Reduce it, but switch the type of salt
Campbell’s already had done an excellent job of covering both sides of the controversy. It added sea salt to select items as part of the reformulation for a modest reduction of salt. Sea salt has a slightly more intense flavor than commercial table salt. (Technically, mined salt is also sea salt. It comes from the deeply buried beds of ancient oceans.)
Unrefined (typically evaporated) sea salt, now wildly popular among professional chefs and food mavens, also contains slight amounts of a number of other minerals, such as magnesium, potassium, calcium, iron, lithium and others. These amount to between 1 and about 2.5 percent of the total because the legal FDA standards governing food-grade salt sets the minimum purity at 97 percent sodium chloride.
Salona, a low-sodium sea salt, can be used in food and beverage products that contain salt to significantly reduce sodium content. Developed by food scientists at ICL Performance Products, this natural mineral derived from the Dead Sea is minimally processed and provides only 1.7 grams of sodium for every 100 grams of Salona—compared with 39 grams of sodium for every 100 grams of sodium chloride salt. This allows for a 25 to 50 percent replacement of sodium chloride depending upon the application. Salona consists of complementary mineral salts that yield a balanced flavor profile to minimize off flavors often observed with salt replacers. Salona also can provide magnesium and potassium fortification.
Another approach to maximizing salt taste from less sodium is to alter the shape of the salt crystal (usually as pyramids, flakes or an ultrafine grind) to better accommodate the food and provide a different surface area for the tongue’s taste receptors. A finer crystalline shape can enhance dry salty snacks by clinging better to the food, dissolving faster in the mouth and on the tongue, and giving the taste buds the impression of a salty blast. This technique uses less actual volume of salt, but provides more bang for your buck on foods like pretzels or chips.
Add other seasonings to boost flavor
Another approach to lowering sodium is to simply add other seasonings to replace or dilute the salt, while still boosting flavor. That was the impetus behind the creation of Mrs. Dash blends, now owned by the Alberto-Culver Co. Carol Bernick, executive chairman and founder, wanted a convenient way to flavor food without salt. Combining herbs and spices in formulations that can replace at least some of the salt isn’t new, just reinvented when it comes to day-to-day living. Spices are salt extenders and have always been prized, even fought over.
The Spice Hunter Inc., San Luis Obispo, Calif., takes the search for spices seriously and is using this strategy to help consumers reduce salt. It created a new line of salt-free grilling blends to go with its already extensive line of herb and spice formulations. Different seasoning mixes are labeled for different applications, and are all-natural formulations using no MSG. They also are Kosher certified.
There’s an inherent advantage to spicing more as a way of salting less.

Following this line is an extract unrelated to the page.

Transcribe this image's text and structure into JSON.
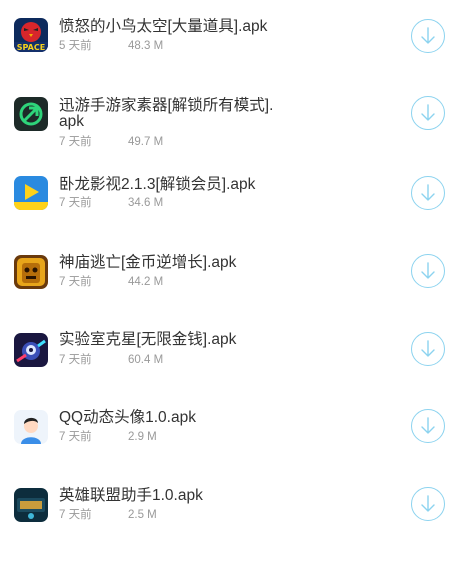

It’s hinted at in another article from The American Journal of Hypertension (2011; 24 10) titled, “Inflammation and Hypertension: The Interplay of Interleukin-6, Dietary Sodium, and the Renin–Angiotensin System in Humans.” The article presents evidence that individuals with hypertension have a greater background of inflammation, as determined by various inflammatory markers, and that a lower-sodium diet may be associated with a reduction in inflammation. Many of our most prized and flavorful spices that can be used as salt extenders have anti-inflammatory properties and are powerful antioxidants—capsaicin, ginger, turmeric (curcumin) and many others.
Whether lowering sodium to submit to consumer demand or in an effort to help the millions of consumers in ailing health due to inactivity or obesity—and therefore at greater risk of hypertension—food makers need to get creative in making foods consumers will want to eat without adding salt at the table. Maybe some of the problem of obesity-related hypertension is not so much that Americans salt too heavily, but that they spice too little.